Library vs Qobuz: The most surprising finding was that the tracks from my local library sounded significantly better than those streamed from Qobuz, and the difference wasn’t subtle. As good as the Qobuz tracks were, they still sounded digital. The local tracks sounded as good as what I’ve experienced from the best analog recordings on reel-to-reel tape and vinyl, and they came close to rivaling a live performance. The dynamic range was full with vocal overtones and subtle percussion clearly audible and free of artifact. Individual voices and musical instruments could be clearly separated from each other and localized on the sound stage with pinpoint precision. The soundstage was broad and realistic. This was the reason I bought Audirvana Plus in the first place.
DSD vs PCM: With all of my previous software, which included Pure Music, Amarra Symphony and BitPerfect, I was convinced that DCD tracks sounded much more natural than PCM tracks, but Audirvana has closed the gap. I would be hard pressed to choose between DSD tracks and PCM versions of the same tracks in blind A/B tests.
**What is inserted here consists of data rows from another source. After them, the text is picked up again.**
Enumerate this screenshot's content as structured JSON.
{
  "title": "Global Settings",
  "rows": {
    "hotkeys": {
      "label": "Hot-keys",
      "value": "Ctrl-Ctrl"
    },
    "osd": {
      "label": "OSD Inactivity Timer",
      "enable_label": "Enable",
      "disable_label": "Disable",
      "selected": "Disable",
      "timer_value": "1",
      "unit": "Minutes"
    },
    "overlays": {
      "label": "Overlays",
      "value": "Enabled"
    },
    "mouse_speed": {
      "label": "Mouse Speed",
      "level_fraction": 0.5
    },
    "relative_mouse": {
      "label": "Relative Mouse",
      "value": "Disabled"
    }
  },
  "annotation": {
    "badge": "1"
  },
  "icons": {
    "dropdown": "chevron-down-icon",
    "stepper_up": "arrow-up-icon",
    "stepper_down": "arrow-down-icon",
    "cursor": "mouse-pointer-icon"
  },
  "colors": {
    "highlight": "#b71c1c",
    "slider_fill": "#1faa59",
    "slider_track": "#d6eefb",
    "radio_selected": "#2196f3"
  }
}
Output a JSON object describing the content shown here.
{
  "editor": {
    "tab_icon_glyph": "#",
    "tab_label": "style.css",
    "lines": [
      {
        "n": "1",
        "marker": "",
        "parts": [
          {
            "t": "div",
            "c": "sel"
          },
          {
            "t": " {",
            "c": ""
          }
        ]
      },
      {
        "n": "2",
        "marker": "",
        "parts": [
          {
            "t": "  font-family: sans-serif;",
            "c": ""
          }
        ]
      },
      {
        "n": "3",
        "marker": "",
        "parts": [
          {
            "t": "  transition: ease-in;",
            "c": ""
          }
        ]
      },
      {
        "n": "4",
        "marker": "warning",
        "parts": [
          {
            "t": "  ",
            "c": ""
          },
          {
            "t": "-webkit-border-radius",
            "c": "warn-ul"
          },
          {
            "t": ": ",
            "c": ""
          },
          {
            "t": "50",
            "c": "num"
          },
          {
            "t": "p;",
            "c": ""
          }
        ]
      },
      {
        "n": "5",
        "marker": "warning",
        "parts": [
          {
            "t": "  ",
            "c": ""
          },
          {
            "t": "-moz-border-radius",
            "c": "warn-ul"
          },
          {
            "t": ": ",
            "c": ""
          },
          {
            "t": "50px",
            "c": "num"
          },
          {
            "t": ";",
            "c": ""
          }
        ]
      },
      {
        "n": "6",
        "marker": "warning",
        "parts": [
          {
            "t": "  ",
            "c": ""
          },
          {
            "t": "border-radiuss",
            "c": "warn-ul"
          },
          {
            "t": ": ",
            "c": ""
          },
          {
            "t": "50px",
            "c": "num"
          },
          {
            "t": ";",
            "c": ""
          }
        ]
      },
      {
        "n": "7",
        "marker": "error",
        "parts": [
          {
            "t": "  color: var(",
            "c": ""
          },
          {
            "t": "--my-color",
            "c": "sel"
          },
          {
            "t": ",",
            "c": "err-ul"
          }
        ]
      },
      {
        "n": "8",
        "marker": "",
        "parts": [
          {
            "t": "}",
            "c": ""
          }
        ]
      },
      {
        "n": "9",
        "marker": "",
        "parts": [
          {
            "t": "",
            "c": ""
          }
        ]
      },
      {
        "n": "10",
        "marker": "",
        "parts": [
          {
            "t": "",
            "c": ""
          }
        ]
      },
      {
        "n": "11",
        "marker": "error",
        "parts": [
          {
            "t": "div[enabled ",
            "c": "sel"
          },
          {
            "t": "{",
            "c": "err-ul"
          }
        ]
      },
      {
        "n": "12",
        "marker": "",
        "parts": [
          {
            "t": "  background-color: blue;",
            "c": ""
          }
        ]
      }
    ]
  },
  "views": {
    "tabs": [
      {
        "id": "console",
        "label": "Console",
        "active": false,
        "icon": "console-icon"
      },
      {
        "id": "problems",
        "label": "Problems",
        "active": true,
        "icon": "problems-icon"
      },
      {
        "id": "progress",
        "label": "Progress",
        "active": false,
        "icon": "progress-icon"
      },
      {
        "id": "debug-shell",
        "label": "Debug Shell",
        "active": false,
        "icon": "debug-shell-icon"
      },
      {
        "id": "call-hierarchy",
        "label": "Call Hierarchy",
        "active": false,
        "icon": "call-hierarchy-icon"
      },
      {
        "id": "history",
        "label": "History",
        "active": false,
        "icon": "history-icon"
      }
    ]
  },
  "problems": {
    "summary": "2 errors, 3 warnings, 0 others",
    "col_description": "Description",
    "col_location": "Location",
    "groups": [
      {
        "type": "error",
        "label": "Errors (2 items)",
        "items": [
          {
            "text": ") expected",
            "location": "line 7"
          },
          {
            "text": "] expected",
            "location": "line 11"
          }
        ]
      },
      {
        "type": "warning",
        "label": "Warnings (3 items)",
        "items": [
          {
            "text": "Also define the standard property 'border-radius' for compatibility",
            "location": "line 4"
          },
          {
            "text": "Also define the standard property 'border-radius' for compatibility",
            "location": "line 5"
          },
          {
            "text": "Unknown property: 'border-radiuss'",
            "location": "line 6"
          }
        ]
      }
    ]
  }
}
Summary: Local tracks sound better than those streamed from Qobuz, which sound better than those streamed from Tidal. On my setup, MQA-encoded tracks actually sound worse than lossless 16-44.1kHz tracks. There is no difference between the acoustic quality of DSD tracks versus PCM. High-Res tracks played from my local library, regardless of sample rate, sounded as good as the best analog recordings, with excellent reproduction of vocal overtones and subtle percussion, clear separation of individual voices and instruments, and a broad, localized soundstage. Neither streaming service could match those qualities, even when the sample rate and bit depth were identical to those of my local tracks.
The Bottom Line: For the time being, I’ll still be buying rather than renting my music.